[Work task]: Set down the entries exactly as they appear, apart from the images, which stay out.

[Provided entries]:
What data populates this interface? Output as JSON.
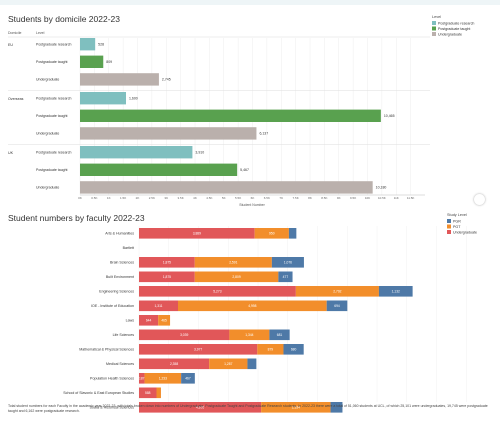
{
  "chart_data": [
    {
      "type": "bar",
      "title": "Students by domicile 2022-23",
      "row_headers": [
        "Domicile",
        "Level"
      ],
      "xlabel": "Student Number",
      "xlim": [
        0,
        12000
      ],
      "x_ticks": [
        "0K",
        "0.5K",
        "1K",
        "1.5K",
        "2K",
        "2.5K",
        "3K",
        "3.5K",
        "4K",
        "4.5K",
        "5K",
        "5.5K",
        "6K",
        "6.5K",
        "7K",
        "7.5K",
        "8K",
        "8.5K",
        "9K",
        "9.5K",
        "10K",
        "10.5K",
        "11K",
        "11.5K"
      ],
      "legend": {
        "title": "Level",
        "placement": "top-right",
        "entries": [
          "Postgraduate research",
          "Postgraduate taught",
          "Undergraduate"
        ]
      },
      "colors": {
        "Postgraduate research": "#7fbfbf",
        "Postgraduate taught": "#59a14f",
        "Undergraduate": "#bab0ac"
      },
      "groups": [
        {
          "name": "EU",
          "rows": [
            {
              "level": "Postgraduate research",
              "value": 528,
              "label": "528"
            },
            {
              "level": "Postgraduate taught",
              "value": 809,
              "label": "809"
            },
            {
              "level": "Undergraduate",
              "value": 2745,
              "label": "2,745"
            }
          ]
        },
        {
          "name": "Overseas",
          "rows": [
            {
              "level": "Postgraduate research",
              "value": 1600,
              "label": "1,600"
            },
            {
              "level": "Postgraduate taught",
              "value": 10465,
              "label": "10,465"
            },
            {
              "level": "Undergraduate",
              "value": 6137,
              "label": "6,137"
            }
          ]
        },
        {
          "name": "UK",
          "rows": [
            {
              "level": "Postgraduate research",
              "value": 3910,
              "label": "3,910"
            },
            {
              "level": "Postgraduate taught",
              "value": 5467,
              "label": "5,467"
            },
            {
              "level": "Undergraduate",
              "value": 10180,
              "label": "10,180"
            }
          ]
        }
      ]
    },
    {
      "type": "bar",
      "stacked": true,
      "title": "Student numbers by faculty 2022-23",
      "xlim": [
        0,
        12000
      ],
      "legend": {
        "title": "Study Level",
        "placement": "top-right",
        "entries": [
          "PGR",
          "PGT",
          "Undergraduate"
        ]
      },
      "colors": {
        "PGR": "#4e79a7",
        "PGT": "#f28e2b",
        "Undergraduate": "#e15759"
      },
      "categories": [
        "Arts & Humanities",
        "Bartlett",
        "Brain Sciences",
        "Built Environment",
        "Engineering Sciences",
        "IOE - Institute of Education",
        "Laws",
        "Life Sciences",
        "Mathematical & Physical Sciences",
        "Medical Sciences",
        "Population Health Sciences",
        "School of Slavonic & East European Studies",
        "Social & Historical Sciences"
      ],
      "series": [
        {
          "name": "Undergraduate",
          "values": [
            3889,
            null,
            1875,
            1875,
            5273,
            1311,
            644,
            3039,
            3977,
            2358,
            187,
            588,
            4105
          ],
          "labels": [
            "3,889",
            "",
            "1,875",
            "1,875",
            "5,273",
            "1,311",
            "644",
            "3,039",
            "3,977",
            "2,358",
            "187",
            "588",
            "4,105"
          ]
        },
        {
          "name": "PGT",
          "values": [
            1150,
            null,
            2591,
            2809,
            2792,
            4998,
            400,
            1344,
            879,
            1287,
            1229,
            150,
            2334
          ],
          "labels": [
            "950",
            "",
            "2,591",
            "2,809",
            "2,792",
            "4,998",
            "465",
            "1,344",
            "879",
            "1,287",
            "1,233",
            "",
            "2,334"
          ]
        },
        {
          "name": "PGR",
          "values": [
            250,
            null,
            1078,
            477,
            1132,
            694,
            null,
            681,
            680,
            300,
            461,
            null,
            400
          ],
          "labels": [
            "",
            "",
            "1,076",
            "477",
            "1,132",
            "694",
            "",
            "681",
            "680",
            "",
            "467",
            "",
            ""
          ]
        }
      ]
    }
  ],
  "footnote": "Total student numbers for each Faculty in the academic year 2022-23, with totals broken down into numbers of Undergraduate, Postgraduate Taught and Postgraduate Research students. In 2022-23 there were a total of 51,060 students at UCL, of which 25,101 were undergraduates, 19,745 were postgraduate taught and 6,162 were postgraduate research."
}
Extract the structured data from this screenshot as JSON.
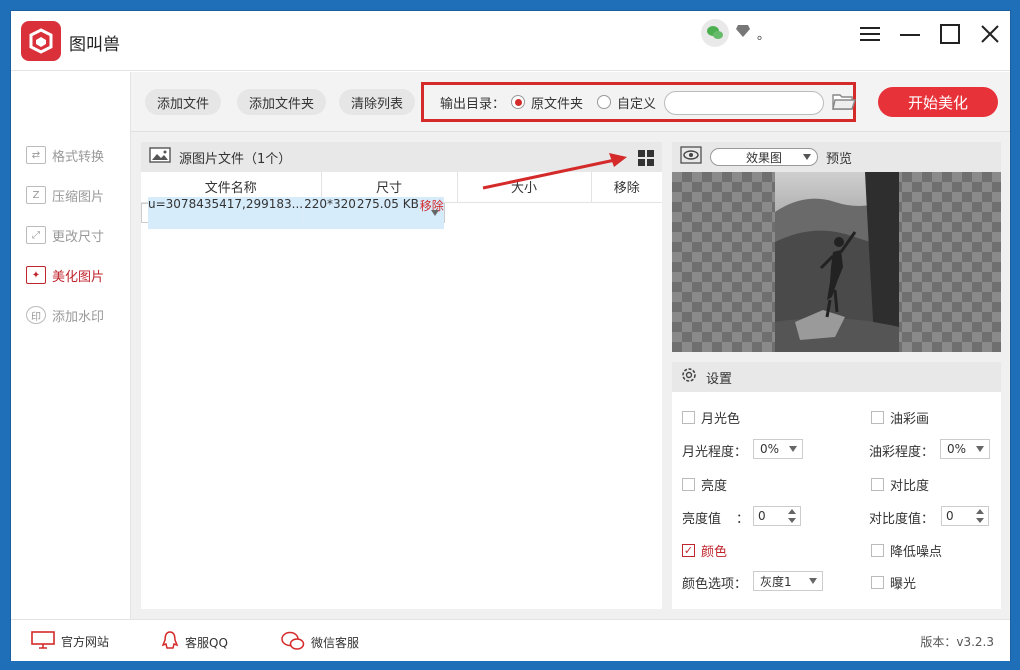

[Response to the task]:
What data populates this interface? Output as JSON.
{
  "chart_data": [
    {
      "type": "bar",
      "title": "Students by domicile 2022-23",
      "row_headers": [
        "Domicile",
        "Level"
      ],
      "xlabel": "Student Number",
      "xlim": [
        0,
        12000
      ],
      "x_ticks": [
        "0K",
        "0.5K",
        "1K",
        "1.5K",
        "2K",
        "2.5K",
        "3K",
        "3.5K",
        "4K",
        "4.5K",
        "5K",
        "5.5K",
        "6K",
        "6.5K",
        "7K",
        "7.5K",
        "8K",
        "8.5K",
        "9K",
        "9.5K",
        "10K",
        "10.5K",
        "11K",
        "11.5K"
      ],
      "legend": {
        "title": "Level",
        "placement": "top-right",
        "entries": [
          "Postgraduate research",
          "Postgraduate taught",
          "Undergraduate"
        ]
      },
      "colors": {
        "Postgraduate research": "#7fbfbf",
        "Postgraduate taught": "#59a14f",
        "Undergraduate": "#bab0ac"
      },
      "groups": [
        {
          "name": "EU",
          "rows": [
            {
              "level": "Postgraduate research",
              "value": 528,
              "label": "528"
            },
            {
              "level": "Postgraduate taught",
              "value": 809,
              "label": "809"
            },
            {
              "level": "Undergraduate",
              "value": 2745,
              "label": "2,745"
            }
          ]
        },
        {
          "name": "Overseas",
          "rows": [
            {
              "level": "Postgraduate research",
              "value": 1600,
              "label": "1,600"
            },
            {
              "level": "Postgraduate taught",
              "value": 10465,
              "label": "10,465"
            },
            {
              "level": "Undergraduate",
              "value": 6137,
              "label": "6,137"
            }
          ]
        },
        {
          "name": "UK",
          "rows": [
            {
              "level": "Postgraduate research",
              "value": 3910,
              "label": "3,910"
            },
            {
              "level": "Postgraduate taught",
              "value": 5467,
              "label": "5,467"
            },
            {
              "level": "Undergraduate",
              "value": 10180,
              "label": "10,180"
            }
          ]
        }
      ]
    },
    {
      "type": "bar",
      "stacked": true,
      "title": "Student numbers by faculty 2022-23",
      "xlim": [
        0,
        12000
      ],
      "legend": {
        "title": "Study Level",
        "placement": "top-right",
        "entries": [
          "PGR",
          "PGT",
          "Undergraduate"
        ]
      },
      "colors": {
        "PGR": "#4e79a7",
        "PGT": "#f28e2b",
        "Undergraduate": "#e15759"
      },
      "categories": [
        "Arts & Humanities",
        "Bartlett",
        "Brain Sciences",
        "Built Environment",
        "Engineering Sciences",
        "IOE - Institute of Education",
        "Laws",
        "Life Sciences",
        "Mathematical & Physical Sciences",
        "Medical Sciences",
        "Population Health Sciences",
        "School of Slavonic & East European Studies",
        "Social & Historical Sciences"
      ],
      "series": [
        {
          "name": "Undergraduate",
          "values": [
            3889,
            null,
            1875,
            1875,
            5273,
            1311,
            644,
            3039,
            3977,
            2358,
            187,
            588,
            4105
          ],
          "labels": [
            "3,889",
            "",
            "1,875",
            "1,875",
            "5,273",
            "1,311",
            "644",
            "3,039",
            "3,977",
            "2,358",
            "187",
            "588",
            "4,105"
          ]
        },
        {
          "name": "PGT",
          "values": [
            1150,
            null,
            2591,
            2809,
            2792,
            4998,
            400,
            1344,
            879,
            1287,
            1229,
            150,
            2334
          ],
          "labels": [
            "950",
            "",
            "2,591",
            "2,809",
            "2,792",
            "4,998",
            "465",
            "1,344",
            "879",
            "1,287",
            "1,233",
            "",
            "2,334"
          ]
        },
        {
          "name": "PGR",
          "values": [
            250,
            null,
            1078,
            477,
            1132,
            694,
            null,
            681,
            680,
            300,
            461,
            null,
            400
          ],
          "labels": [
            "",
            "",
            "1,076",
            "477",
            "1,132",
            "694",
            "",
            "681",
            "680",
            "",
            "467",
            "",
            ""
          ]
        }
      ]
    }
  ],
  "footnote": "Total student numbers for each Faculty in the academic year 2022-23, with totals broken down into numbers of Undergraduate, Postgraduate Taught and Postgraduate Research students. In 2022-23 there were a total of 51,060 students at UCL, of which 25,101 were undergraduates, 19,745 were postgraduate taught and 6,162 were postgraduate research."
}
Extract the structured data from this screenshot as JSON.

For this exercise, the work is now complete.